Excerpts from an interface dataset
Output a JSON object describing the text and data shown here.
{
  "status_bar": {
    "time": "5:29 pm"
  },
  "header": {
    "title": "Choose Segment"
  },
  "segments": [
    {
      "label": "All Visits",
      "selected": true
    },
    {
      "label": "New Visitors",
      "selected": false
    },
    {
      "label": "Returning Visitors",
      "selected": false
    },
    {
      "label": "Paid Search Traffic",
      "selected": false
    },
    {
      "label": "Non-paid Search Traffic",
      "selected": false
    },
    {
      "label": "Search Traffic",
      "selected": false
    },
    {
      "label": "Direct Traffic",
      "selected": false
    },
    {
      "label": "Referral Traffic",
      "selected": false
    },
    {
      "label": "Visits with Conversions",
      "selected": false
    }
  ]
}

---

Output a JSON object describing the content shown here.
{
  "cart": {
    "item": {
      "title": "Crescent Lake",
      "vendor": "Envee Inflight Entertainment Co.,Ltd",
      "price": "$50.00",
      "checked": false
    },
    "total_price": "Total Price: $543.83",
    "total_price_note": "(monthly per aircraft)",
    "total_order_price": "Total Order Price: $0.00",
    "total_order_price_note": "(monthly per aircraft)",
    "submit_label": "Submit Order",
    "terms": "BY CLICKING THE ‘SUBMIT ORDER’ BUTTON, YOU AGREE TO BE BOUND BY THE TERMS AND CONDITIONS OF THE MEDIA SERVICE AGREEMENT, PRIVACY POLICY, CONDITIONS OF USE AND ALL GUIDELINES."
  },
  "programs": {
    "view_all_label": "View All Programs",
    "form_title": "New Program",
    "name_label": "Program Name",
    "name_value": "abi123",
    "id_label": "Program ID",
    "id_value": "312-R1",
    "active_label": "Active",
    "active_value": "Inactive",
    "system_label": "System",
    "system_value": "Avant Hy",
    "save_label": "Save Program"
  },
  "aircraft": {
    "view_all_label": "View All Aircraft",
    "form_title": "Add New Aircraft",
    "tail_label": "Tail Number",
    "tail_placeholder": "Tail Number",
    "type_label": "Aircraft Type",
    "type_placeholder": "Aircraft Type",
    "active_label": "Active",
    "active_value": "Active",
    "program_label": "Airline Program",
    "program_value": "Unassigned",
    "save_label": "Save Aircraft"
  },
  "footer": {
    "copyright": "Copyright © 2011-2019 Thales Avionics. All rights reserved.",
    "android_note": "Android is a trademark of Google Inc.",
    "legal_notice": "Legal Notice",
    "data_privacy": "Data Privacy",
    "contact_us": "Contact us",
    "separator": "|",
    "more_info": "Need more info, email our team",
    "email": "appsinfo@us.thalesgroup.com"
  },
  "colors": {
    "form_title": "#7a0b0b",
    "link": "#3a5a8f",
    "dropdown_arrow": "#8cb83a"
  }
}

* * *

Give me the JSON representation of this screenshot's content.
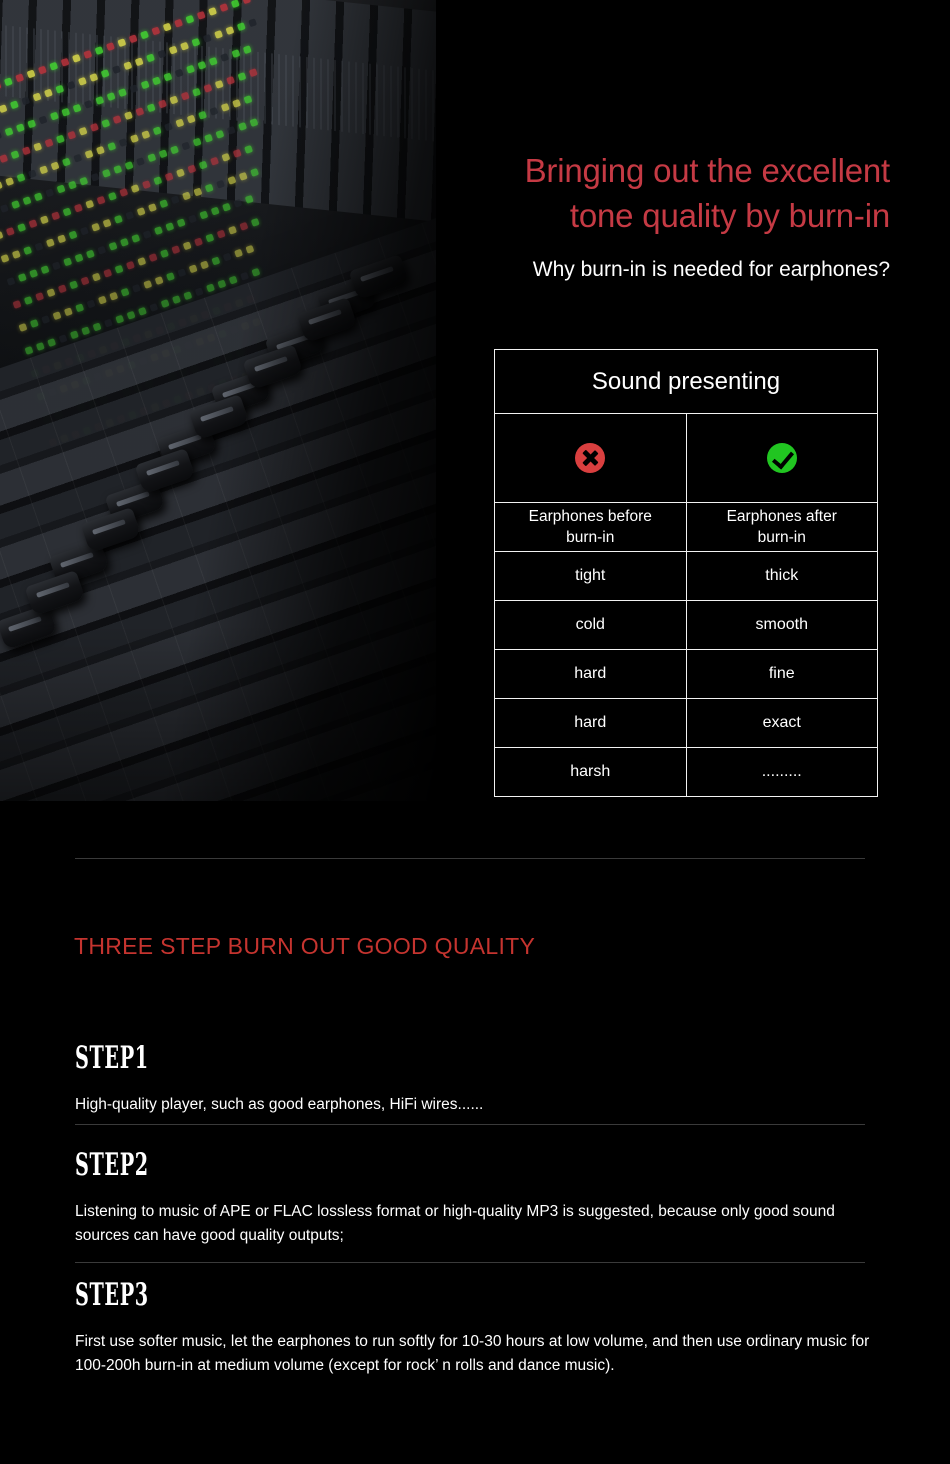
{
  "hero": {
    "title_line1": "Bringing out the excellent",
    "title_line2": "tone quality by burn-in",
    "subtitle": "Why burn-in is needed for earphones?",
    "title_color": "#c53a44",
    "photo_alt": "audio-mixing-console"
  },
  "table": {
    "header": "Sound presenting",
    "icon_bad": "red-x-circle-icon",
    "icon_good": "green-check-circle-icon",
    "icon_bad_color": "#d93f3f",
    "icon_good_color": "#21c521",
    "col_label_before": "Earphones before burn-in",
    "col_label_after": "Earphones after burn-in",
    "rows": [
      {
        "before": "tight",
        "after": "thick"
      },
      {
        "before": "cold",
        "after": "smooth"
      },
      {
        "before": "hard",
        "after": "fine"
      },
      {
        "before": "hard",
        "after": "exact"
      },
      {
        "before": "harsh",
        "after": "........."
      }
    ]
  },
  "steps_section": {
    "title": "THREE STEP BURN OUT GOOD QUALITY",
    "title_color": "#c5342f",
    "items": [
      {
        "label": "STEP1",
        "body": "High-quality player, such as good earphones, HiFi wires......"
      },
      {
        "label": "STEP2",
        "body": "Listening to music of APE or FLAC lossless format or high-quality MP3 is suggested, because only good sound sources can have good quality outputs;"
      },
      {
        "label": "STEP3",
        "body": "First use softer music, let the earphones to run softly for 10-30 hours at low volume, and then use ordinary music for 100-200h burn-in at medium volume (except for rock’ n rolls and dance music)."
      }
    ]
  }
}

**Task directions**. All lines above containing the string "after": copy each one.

**Result of the exercise**.
    "col_label_after": "Earphones after burn-in",
        "after": "thick"
        "after": "smooth"
        "after": "fine"
        "after": "exact"
        "after": "........."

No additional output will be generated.